Records supplied: Begin

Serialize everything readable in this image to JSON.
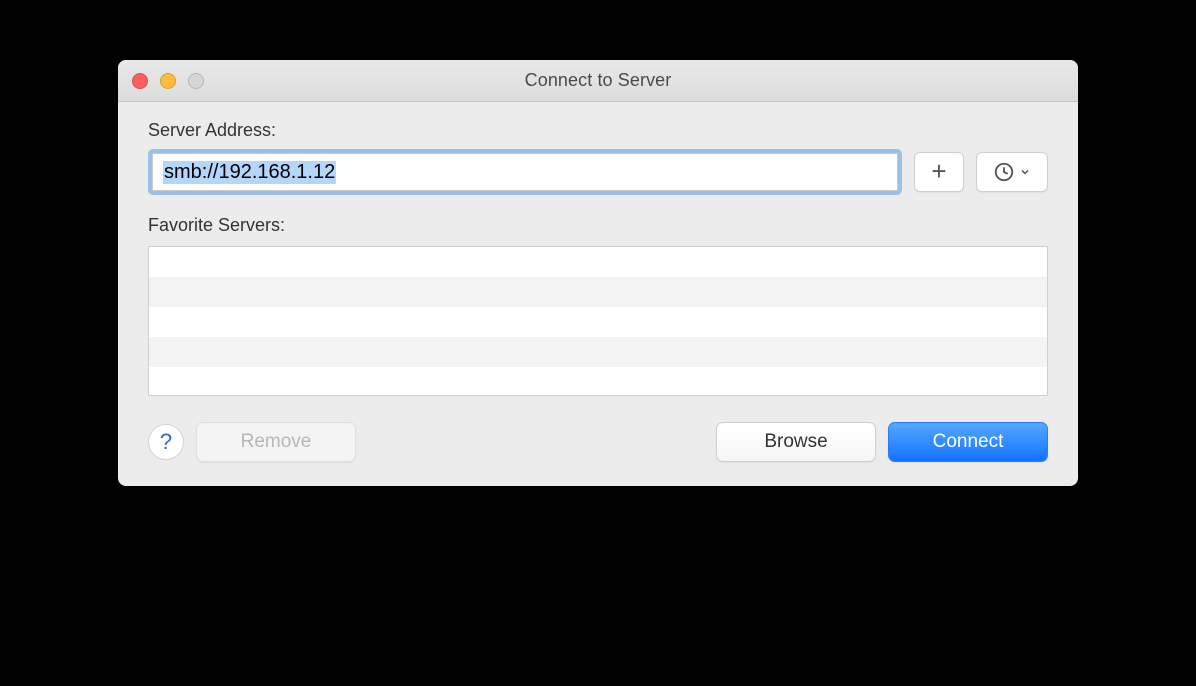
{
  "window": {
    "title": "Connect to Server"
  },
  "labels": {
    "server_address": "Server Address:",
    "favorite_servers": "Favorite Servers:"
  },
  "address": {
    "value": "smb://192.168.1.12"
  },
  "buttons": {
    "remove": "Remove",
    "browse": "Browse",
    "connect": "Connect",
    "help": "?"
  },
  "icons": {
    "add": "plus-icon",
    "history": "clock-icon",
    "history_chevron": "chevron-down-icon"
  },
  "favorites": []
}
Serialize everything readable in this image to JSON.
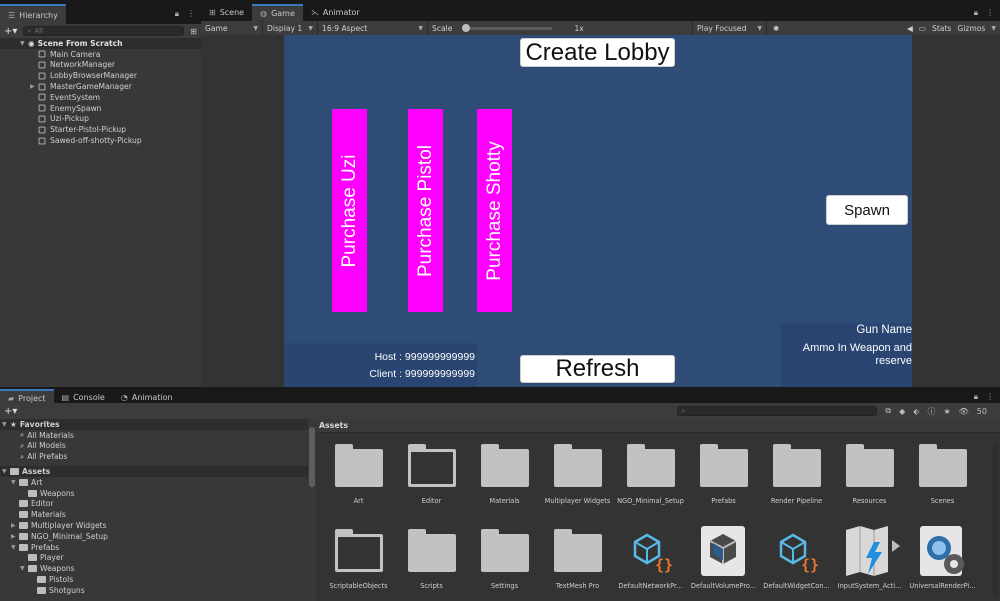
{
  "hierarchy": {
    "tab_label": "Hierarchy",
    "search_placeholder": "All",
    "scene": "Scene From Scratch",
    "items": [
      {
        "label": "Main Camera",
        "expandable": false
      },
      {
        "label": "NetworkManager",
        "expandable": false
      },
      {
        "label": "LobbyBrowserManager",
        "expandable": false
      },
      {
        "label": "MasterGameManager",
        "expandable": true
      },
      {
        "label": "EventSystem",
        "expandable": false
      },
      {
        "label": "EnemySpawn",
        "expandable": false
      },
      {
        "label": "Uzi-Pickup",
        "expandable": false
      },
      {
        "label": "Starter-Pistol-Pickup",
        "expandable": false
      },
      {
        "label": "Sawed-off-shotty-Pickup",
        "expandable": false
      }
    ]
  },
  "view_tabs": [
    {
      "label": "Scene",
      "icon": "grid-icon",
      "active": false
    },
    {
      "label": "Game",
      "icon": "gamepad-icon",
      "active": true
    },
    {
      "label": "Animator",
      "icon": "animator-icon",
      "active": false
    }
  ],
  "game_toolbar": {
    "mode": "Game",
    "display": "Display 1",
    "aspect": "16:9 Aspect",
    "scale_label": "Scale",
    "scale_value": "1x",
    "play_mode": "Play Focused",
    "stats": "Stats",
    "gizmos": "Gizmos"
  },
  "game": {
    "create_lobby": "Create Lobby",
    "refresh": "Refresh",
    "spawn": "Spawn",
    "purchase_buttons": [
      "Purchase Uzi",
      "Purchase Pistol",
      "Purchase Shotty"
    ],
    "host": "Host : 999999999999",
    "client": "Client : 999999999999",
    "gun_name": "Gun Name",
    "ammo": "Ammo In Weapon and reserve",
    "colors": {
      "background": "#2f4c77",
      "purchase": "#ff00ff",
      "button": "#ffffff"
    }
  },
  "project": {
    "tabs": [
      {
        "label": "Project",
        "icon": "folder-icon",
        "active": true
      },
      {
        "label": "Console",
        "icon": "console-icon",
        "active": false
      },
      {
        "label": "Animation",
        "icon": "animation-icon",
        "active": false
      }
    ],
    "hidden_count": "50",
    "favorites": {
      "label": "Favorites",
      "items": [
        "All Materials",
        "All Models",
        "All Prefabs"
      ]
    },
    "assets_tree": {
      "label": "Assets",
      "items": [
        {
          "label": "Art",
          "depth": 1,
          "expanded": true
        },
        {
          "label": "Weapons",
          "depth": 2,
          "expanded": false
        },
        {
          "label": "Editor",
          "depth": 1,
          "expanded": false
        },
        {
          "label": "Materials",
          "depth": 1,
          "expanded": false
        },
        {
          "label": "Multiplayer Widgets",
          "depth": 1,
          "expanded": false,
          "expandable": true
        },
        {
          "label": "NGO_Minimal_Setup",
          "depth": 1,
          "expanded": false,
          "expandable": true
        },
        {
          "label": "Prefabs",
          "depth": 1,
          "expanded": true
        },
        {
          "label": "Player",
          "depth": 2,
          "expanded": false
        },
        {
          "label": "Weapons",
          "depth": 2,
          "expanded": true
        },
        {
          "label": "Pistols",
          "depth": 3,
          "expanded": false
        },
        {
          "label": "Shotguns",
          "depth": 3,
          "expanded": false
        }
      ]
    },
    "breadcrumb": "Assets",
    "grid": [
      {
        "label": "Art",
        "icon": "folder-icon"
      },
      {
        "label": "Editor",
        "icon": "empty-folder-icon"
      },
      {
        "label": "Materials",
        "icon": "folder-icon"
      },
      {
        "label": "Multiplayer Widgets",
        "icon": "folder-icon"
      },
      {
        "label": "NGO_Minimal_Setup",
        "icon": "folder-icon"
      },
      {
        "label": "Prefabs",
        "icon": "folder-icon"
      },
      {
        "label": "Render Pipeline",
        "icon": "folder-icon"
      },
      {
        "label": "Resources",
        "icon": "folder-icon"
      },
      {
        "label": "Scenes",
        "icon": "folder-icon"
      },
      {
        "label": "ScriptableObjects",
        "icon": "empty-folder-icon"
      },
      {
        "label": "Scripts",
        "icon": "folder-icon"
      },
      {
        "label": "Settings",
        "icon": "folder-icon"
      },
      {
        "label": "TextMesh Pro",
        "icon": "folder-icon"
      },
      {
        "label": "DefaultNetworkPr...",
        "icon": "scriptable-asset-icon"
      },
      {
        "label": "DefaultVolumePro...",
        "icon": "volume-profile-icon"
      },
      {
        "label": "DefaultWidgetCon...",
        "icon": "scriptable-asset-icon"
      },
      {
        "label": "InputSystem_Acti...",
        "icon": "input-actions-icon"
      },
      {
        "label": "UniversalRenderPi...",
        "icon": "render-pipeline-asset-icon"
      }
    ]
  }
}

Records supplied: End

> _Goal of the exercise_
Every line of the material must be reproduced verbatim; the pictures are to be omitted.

> _Your solution_
Serialize everything readable in this image to JSON.
{
  "window": {
    "title": "Connect to Server"
  },
  "labels": {
    "server_address": "Server Address:",
    "favorite_servers": "Favorite Servers:"
  },
  "address": {
    "value": "smb://192.168.1.12"
  },
  "buttons": {
    "remove": "Remove",
    "browse": "Browse",
    "connect": "Connect",
    "help": "?"
  },
  "icons": {
    "add": "plus-icon",
    "history": "clock-icon",
    "history_chevron": "chevron-down-icon"
  },
  "favorites": []
}
Serialize everything readable in this image to JSON.
{
  "hierarchy": {
    "tab_label": "Hierarchy",
    "search_placeholder": "All",
    "scene": "Scene From Scratch",
    "items": [
      {
        "label": "Main Camera",
        "expandable": false
      },
      {
        "label": "NetworkManager",
        "expandable": false
      },
      {
        "label": "LobbyBrowserManager",
        "expandable": false
      },
      {
        "label": "MasterGameManager",
        "expandable": true
      },
      {
        "label": "EventSystem",
        "expandable": false
      },
      {
        "label": "EnemySpawn",
        "expandable": false
      },
      {
        "label": "Uzi-Pickup",
        "expandable": false
      },
      {
        "label": "Starter-Pistol-Pickup",
        "expandable": false
      },
      {
        "label": "Sawed-off-shotty-Pickup",
        "expandable": false
      }
    ]
  },
  "view_tabs": [
    {
      "label": "Scene",
      "icon": "grid-icon",
      "active": false
    },
    {
      "label": "Game",
      "icon": "gamepad-icon",
      "active": true
    },
    {
      "label": "Animator",
      "icon": "animator-icon",
      "active": false
    }
  ],
  "game_toolbar": {
    "mode": "Game",
    "display": "Display 1",
    "aspect": "16:9 Aspect",
    "scale_label": "Scale",
    "scale_value": "1x",
    "play_mode": "Play Focused",
    "stats": "Stats",
    "gizmos": "Gizmos"
  },
  "game": {
    "create_lobby": "Create Lobby",
    "refresh": "Refresh",
    "spawn": "Spawn",
    "purchase_buttons": [
      "Purchase Uzi",
      "Purchase Pistol",
      "Purchase Shotty"
    ],
    "host": "Host : 999999999999",
    "client": "Client : 999999999999",
    "gun_name": "Gun Name",
    "ammo": "Ammo In Weapon and reserve",
    "colors": {
      "background": "#2f4c77",
      "purchase": "#ff00ff",
      "button": "#ffffff"
    }
  },
  "project": {
    "tabs": [
      {
        "label": "Project",
        "icon": "folder-icon",
        "active": true
      },
      {
        "label": "Console",
        "icon": "console-icon",
        "active": false
      },
      {
        "label": "Animation",
        "icon": "animation-icon",
        "active": false
      }
    ],
    "hidden_count": "50",
    "favorites": {
      "label": "Favorites",
      "items": [
        "All Materials",
        "All Models",
        "All Prefabs"
      ]
    },
    "assets_tree": {
      "label": "Assets",
      "items": [
        {
          "label": "Art",
          "depth": 1,
          "expanded": true
        },
        {
          "label": "Weapons",
          "depth": 2,
          "expanded": false
        },
        {
          "label": "Editor",
          "depth": 1,
          "expanded": false
        },
        {
          "label": "Materials",
          "depth": 1,
          "expanded": false
        },
        {
          "label": "Multiplayer Widgets",
          "depth": 1,
          "expanded": false,
          "expandable": true
        },
        {
          "label": "NGO_Minimal_Setup",
          "depth": 1,
          "expanded": false,
          "expandable": true
        },
        {
          "label": "Prefabs",
          "depth": 1,
          "expanded": true
        },
        {
          "label": "Player",
          "depth": 2,
          "expanded": false
        },
        {
          "label": "Weapons",
          "depth": 2,
          "expanded": true
        },
        {
          "label": "Pistols",
          "depth": 3,
          "expanded": false
        },
        {
          "label": "Shotguns",
          "depth": 3,
          "expanded": false
        }
      ]
    },
    "breadcrumb": "Assets",
    "grid": [
      {
        "label": "Art",
        "icon": "folder-icon"
      },
      {
        "label": "Editor",
        "icon": "empty-folder-icon"
      },
      {
        "label": "Materials",
        "icon": "folder-icon"
      },
      {
        "label": "Multiplayer Widgets",
        "icon": "folder-icon"
      },
      {
        "label": "NGO_Minimal_Setup",
        "icon": "folder-icon"
      },
      {
        "label": "Prefabs",
        "icon": "folder-icon"
      },
      {
        "label": "Render Pipeline",
        "icon": "folder-icon"
      },
      {
        "label": "Resources",
        "icon": "folder-icon"
      },
      {
        "label": "Scenes",
        "icon": "folder-icon"
      },
      {
        "label": "ScriptableObjects",
        "icon": "empty-folder-icon"
      },
      {
        "label": "Scripts",
        "icon": "folder-icon"
      },
      {
        "label": "Settings",
        "icon": "folder-icon"
      },
      {
        "label": "TextMesh Pro",
        "icon": "folder-icon"
      },
      {
        "label": "DefaultNetworkPr...",
        "icon": "scriptable-asset-icon"
      },
      {
        "label": "DefaultVolumePro...",
        "icon": "volume-profile-icon"
      },
      {
        "label": "DefaultWidgetCon...",
        "icon": "scriptable-asset-icon"
      },
      {
        "label": "InputSystem_Acti...",
        "icon": "input-actions-icon"
      },
      {
        "label": "UniversalRenderPi...",
        "icon": "render-pipeline-asset-icon"
      }
    ]
  }
}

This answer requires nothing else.